2. Now you are ready to record the times of moonrise and moonset. Moonrise can be defined as the moment the Moon rises above the eastern horizon into view, and moonset as the time the Moon sinks below the western horizon out of sight.
1. In your notes, create a table like the one below. Click Reset to bring the Moon back to the New Moon phase, and set the Speed to Slow. Click Play, then Pause when the eastern end of the horizon line is pointed towards the Moon. Record the time in your chart under "Moonrise."

2. Click Play,and then click Pause when the Moon is directly over the person on Earth. Record the time under "Overhead."
3. Click Play, and then click Pause when the Moon crosses the western horizon. Record the time under "Moonset."
4. Repeat these steps to collect data for the remaining phases shown in the table. Use the VIEW OF MOON FROM EARTH pane to find the correct phases.
5. Look at the moonrise data on your table. As the Moon orbits the Earth, does it rise earlier or later each day? Why do you think this is?
6. Compare the times of moonrise, "overhead," and moonset for a single phase. From the time the Moon rises, how many hours does it take to be overhead? How many hours until it sets?
7. If the Moon rises at noon, what phase are you in? If the moon sets at sunrise, what phase is it? Explain, and include a sketch if you like.
8. You can use your table to estimate the time of moonrise for any phase of the Moon. Try it tonight! (Note: The actual times of moonrise and moonset depend on the latitude and the time of year, so the predicted values will not be exact.)

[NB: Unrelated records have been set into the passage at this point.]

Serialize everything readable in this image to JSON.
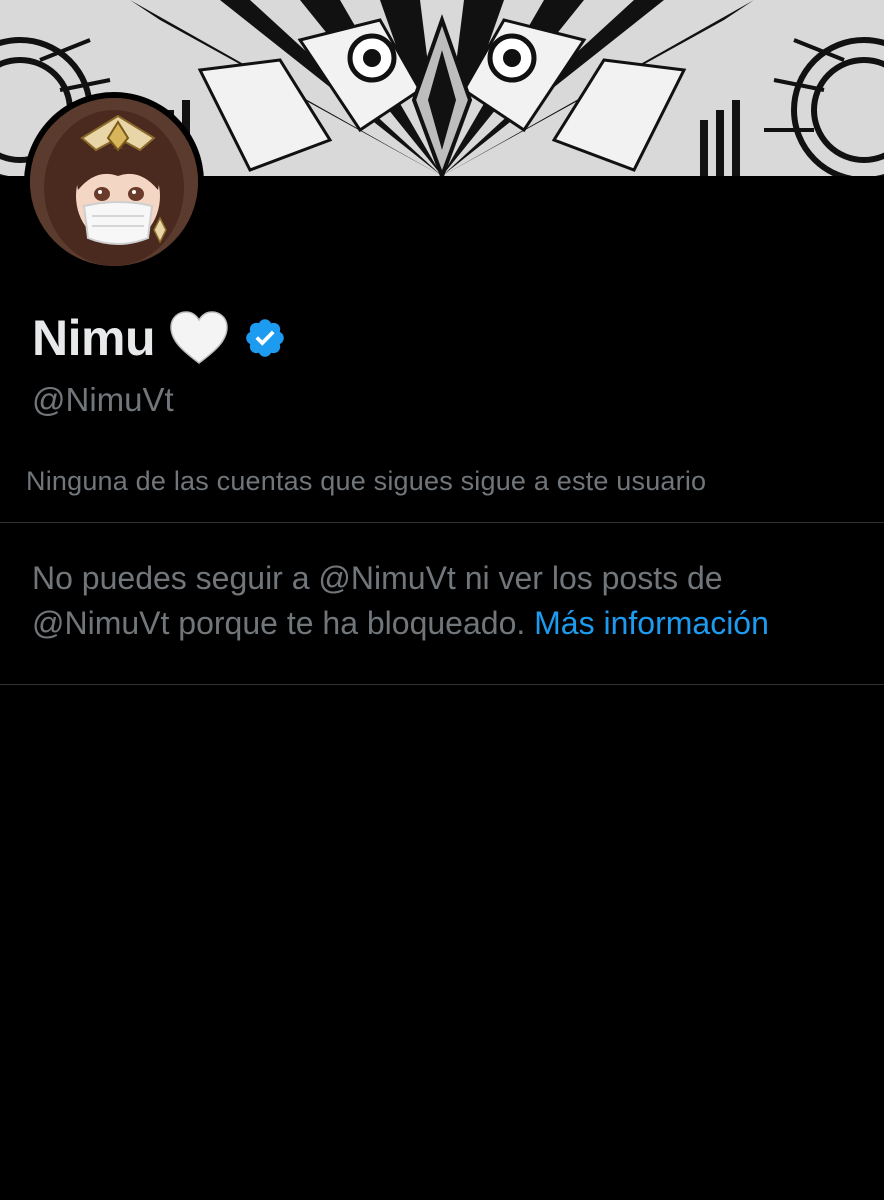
{
  "profile": {
    "display_name": "Nimu",
    "handle": "@NimuVt",
    "emoji": "heart-emoji-white",
    "verified": true,
    "verified_color": "#1d9bf0"
  },
  "followers_note": "Ninguna de las cuentas que sigues sigue a este usuario",
  "blocked": {
    "line1": "No puedes seguir a @NimuVt ni ver los posts de",
    "line2": "@NimuVt porque te ha bloqueado.",
    "link_label": "Más información"
  },
  "colors": {
    "background": "#000000",
    "primary_text": "#e7e9ea",
    "secondary_text": "#71767b",
    "accent": "#1d9bf0",
    "divider": "#2f3336"
  },
  "icons": {
    "banner": "ornamental-mask-banner-image",
    "avatar": "masked-girl-avatar-image",
    "heart": "white-heart-icon",
    "verified": "verified-badge-icon"
  }
}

3. The lunar cycle starts with the New Moon, in which the Moon rises at about 6:00 AM. Each subsequent day, the Moon rises at a little bit later until it is a New Moon again. As you have seen, that cycle takes about 29.5 days. You can use a little bit of math to determine how much the moonrise time changes each day. (Note: This method gives you an average value. The time difference in moonrise from one day to the next does vary depending on the time of year.)
1. Each day of the lunar cycle, the Moon rises a little later than it did the previous day. Therefore, the 24-hour day can be divided up into 29.5 different moonrise intervals. To find the size of each interval, divide 24 by 29.5.
2. You now have a time interval in hours. To convert to minutes, multiply your answer by 60. This is the time difference in minutes between moonrises on consecutive days.
3. Test your answer using the Gizmo. Click Play and wait until the eastern end of the horizon line points to the Moon, then click Pause. Record the time of moonrise. Then, click Play and wait until the eastern end of the horizon line again points to the Moon the very next day. Record the time of the second moonrise. Compare your two moonrise times. Is the time difference similar to the difference you calculated in step b? What are the sources of error?